Just a few months after Middlebury Institute professor Beryl Levinger married her husband Sam, the young newlyweds moved to a remote part of Colombia to begin their two years as Peace Corps Volunteers. The year was 1967 and the place was Tibú in Norte de Santander, in Northeastern Colombia, very close to the border with Venezuela. “It was truly a challenging place to live,” shares Levinger and goes on to describe the area as a former jungle that had been cut down and then abandoned by oil developers. They lived in a house with no running water, no electricity and what she calls a “rat highway.” But true to the Peace Corps slogan, it was the “toughest job they ever loved.”
At the time, Peace Corps Volunteers were not assigned jobs; as Levinger puts it, “they just said ‘You’re going to do rural development’ and you had to figure out yourself what to do.” Passionate about education, Levinger says as a 20-year-old she really had not done much other than go to school and so that was what she decided to focus on. Most schools in the area had just one teacher, most often a woman whose formal education ended at the 8th grade. The schools were also “incomplete,” meaning that they generally only offered the first three grades of the five-year primary program. But what was most alarming to Levinger was the fact that teaching meant copying a book onto the blackboard and then having the children copy that text into their notebooks. “There was not a lot of learning going on.”
Levinger visited Oscar Mogollón, a man she kept hearing about, who was teaching in an experimental school. His work was focused on creating a pedagogy to meet the needs of students in rural, one-teacher settings. Pamplona, where Mogollón worked, was six hours and a world away from where Levinger lived.. But it was there that she found what she was looking for. “He was charming, amazing, dedicated and offered exemplary education.” Levinger went back and, with great success, adapted for ten schools some of the methods Mogollón had pioneered. For the remainder of her Peace Corps time, she met weekly with these rural teachers and saw them and their students grow to become accomplished, self-motivated learners.
After leaving the Peace Corps, the Levingers stayed in Latin America. They lived in Honduras for a few years, where their two daughters were born. But four years later they moved back to Colombia where Beryl Levinger had a position with USAID. “Interestingly, I was asked to work on a project to help teachers in one-teacher schools and my bosses suggested I work with Mogollón.” They had no idea about her past connection to him as a Peace Corps Volunteer. “To understand the magnitude of that coincidence, you have to understand what a large place Colombia is.”
Levinger went on to work with Mogollón, and a Colombian-American woman named Vicky Colbert. Together, the threesome created the educational model known as Escuela Nueva, or New School. Building on Mogollón’s classroom work, Levinger’s experience in bringing this model to scale in profoundly remote settings, and Colbert’s sociological insights about community engagement, they created a system, initially published as a how-to manual, to promote active learning in small schools with few resources. Their materials provided a structured learning process that focused on high order thinking skills and the practical application of all curricular content. The children would work as individuals and in groups. Teachers became facilitators of learning. Another important part of Escuela Nueva was the mobilization of the community, making the school a part of, and not separate from, the community.

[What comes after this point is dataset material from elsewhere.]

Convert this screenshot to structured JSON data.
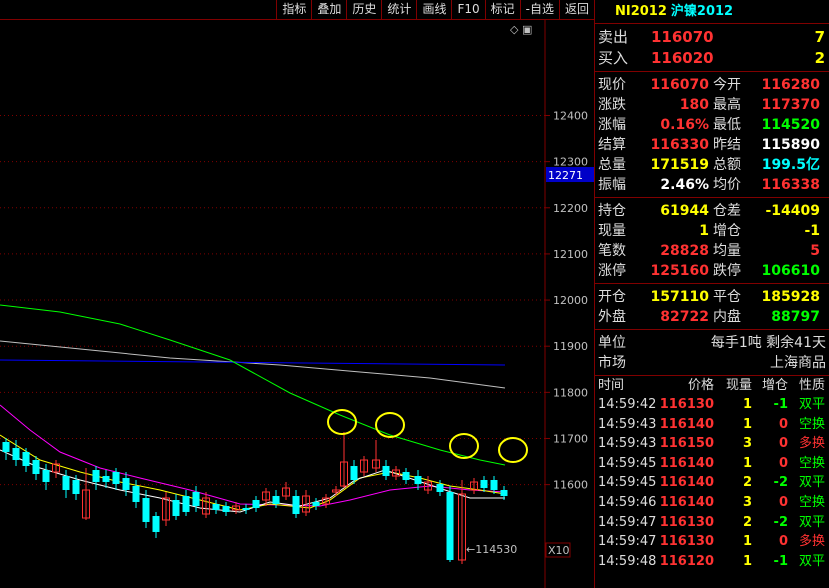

This fall Levinger attend the third International Congress for Escuela Nueva schools in Bogotá. The pedagogy she co-created has become, thanks in large part to Vicky Colbert’s dedication, a global movement and is used with great success in over 40 countries. It has been studied by education scholars from many different countries. “It was pretty mind-blowing to meet people from all over the world who are using our methodology and were asking for my autograph,” she says.
Levinger went on to use the work they had developed for Escuela Nueva as the basis for her dissertation. “We created a pedagogy, but it was Vicky who became a vocal advocate for this methodology and transformed it into a worldwide movement.”
Levinger is the program chair for the two degree programs that fall under Development, Practice and Policy—the International Policy and Development and Public Administration degrees. “Big elements of the Escuela Nueva pedagogy are still a part of my teaching today here at the Middlebury Institute.” Levinger will once again be returning to Colombia in the spring semester, when as a Fulbright Scholar, she will develop and then pilot an assessment tool to help police working in the former conflict zones assess the extent to which their practices contribute to democratization. Part of this assignment will be carried out in the area where she once served in the Peace Corps.